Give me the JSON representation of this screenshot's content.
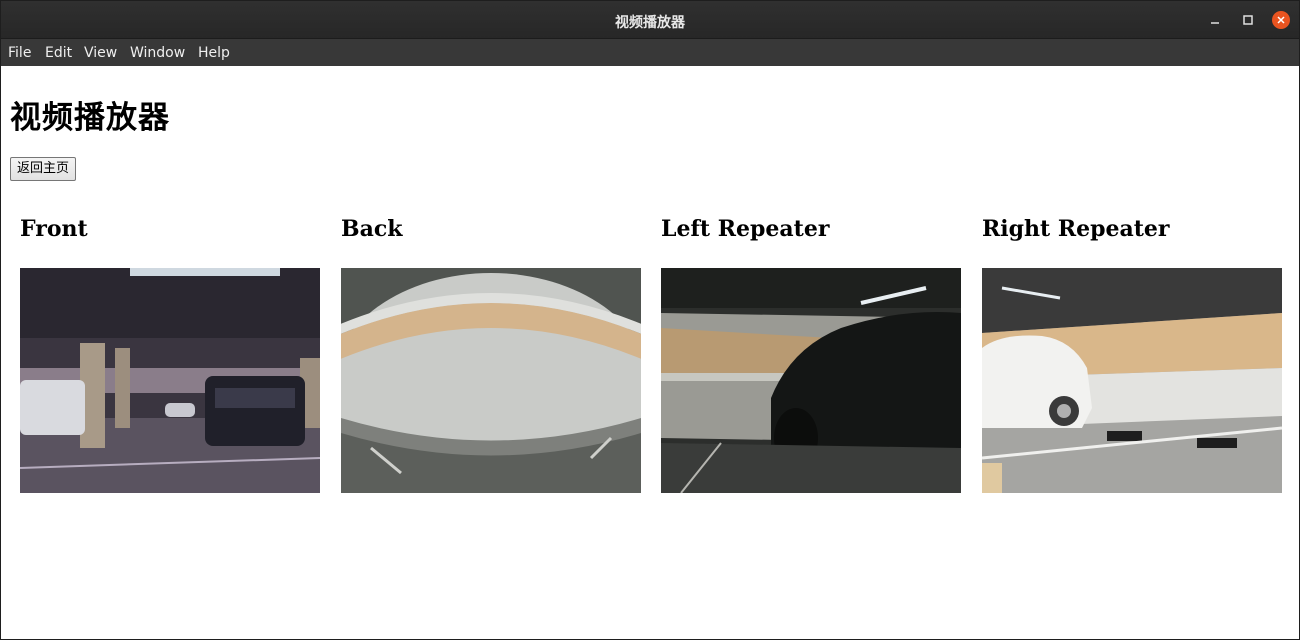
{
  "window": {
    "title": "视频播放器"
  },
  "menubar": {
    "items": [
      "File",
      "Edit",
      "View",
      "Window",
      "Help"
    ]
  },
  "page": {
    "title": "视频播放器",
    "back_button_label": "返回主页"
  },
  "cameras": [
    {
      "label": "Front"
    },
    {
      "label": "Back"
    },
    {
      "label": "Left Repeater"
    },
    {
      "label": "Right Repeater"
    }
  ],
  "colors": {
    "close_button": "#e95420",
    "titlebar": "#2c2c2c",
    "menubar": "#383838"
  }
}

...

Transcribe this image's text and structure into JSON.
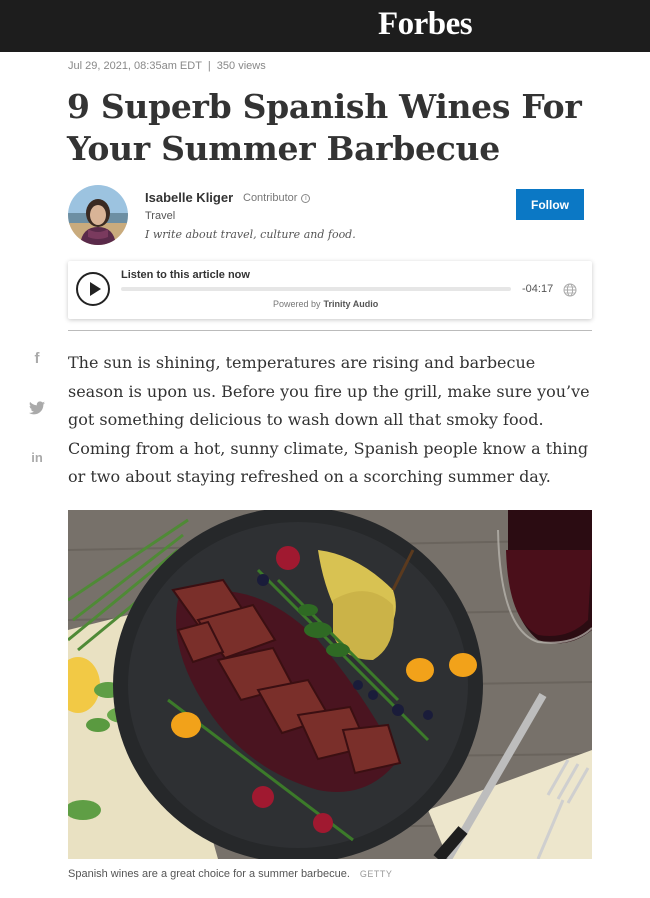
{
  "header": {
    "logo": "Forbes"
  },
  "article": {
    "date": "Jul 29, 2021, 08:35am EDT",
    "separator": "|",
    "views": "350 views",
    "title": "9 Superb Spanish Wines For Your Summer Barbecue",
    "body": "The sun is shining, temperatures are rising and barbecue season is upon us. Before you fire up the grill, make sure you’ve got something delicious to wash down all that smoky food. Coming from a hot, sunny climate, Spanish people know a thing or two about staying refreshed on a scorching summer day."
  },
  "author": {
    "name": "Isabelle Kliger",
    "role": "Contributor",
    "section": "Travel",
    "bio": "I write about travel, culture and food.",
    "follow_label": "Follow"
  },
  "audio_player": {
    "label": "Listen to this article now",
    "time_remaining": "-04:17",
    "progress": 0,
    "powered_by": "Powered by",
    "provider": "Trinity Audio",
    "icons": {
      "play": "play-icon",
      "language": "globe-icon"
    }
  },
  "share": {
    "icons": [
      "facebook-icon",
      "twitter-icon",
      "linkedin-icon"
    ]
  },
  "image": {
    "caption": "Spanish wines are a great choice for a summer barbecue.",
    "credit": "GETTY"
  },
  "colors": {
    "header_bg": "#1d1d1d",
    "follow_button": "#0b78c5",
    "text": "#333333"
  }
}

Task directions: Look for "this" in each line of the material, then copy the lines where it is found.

Answer area:
Give me the JSON representation of this screenshot's content.
Transcribe this image's text and structure into JSON.
    "label": "Listen to this article now",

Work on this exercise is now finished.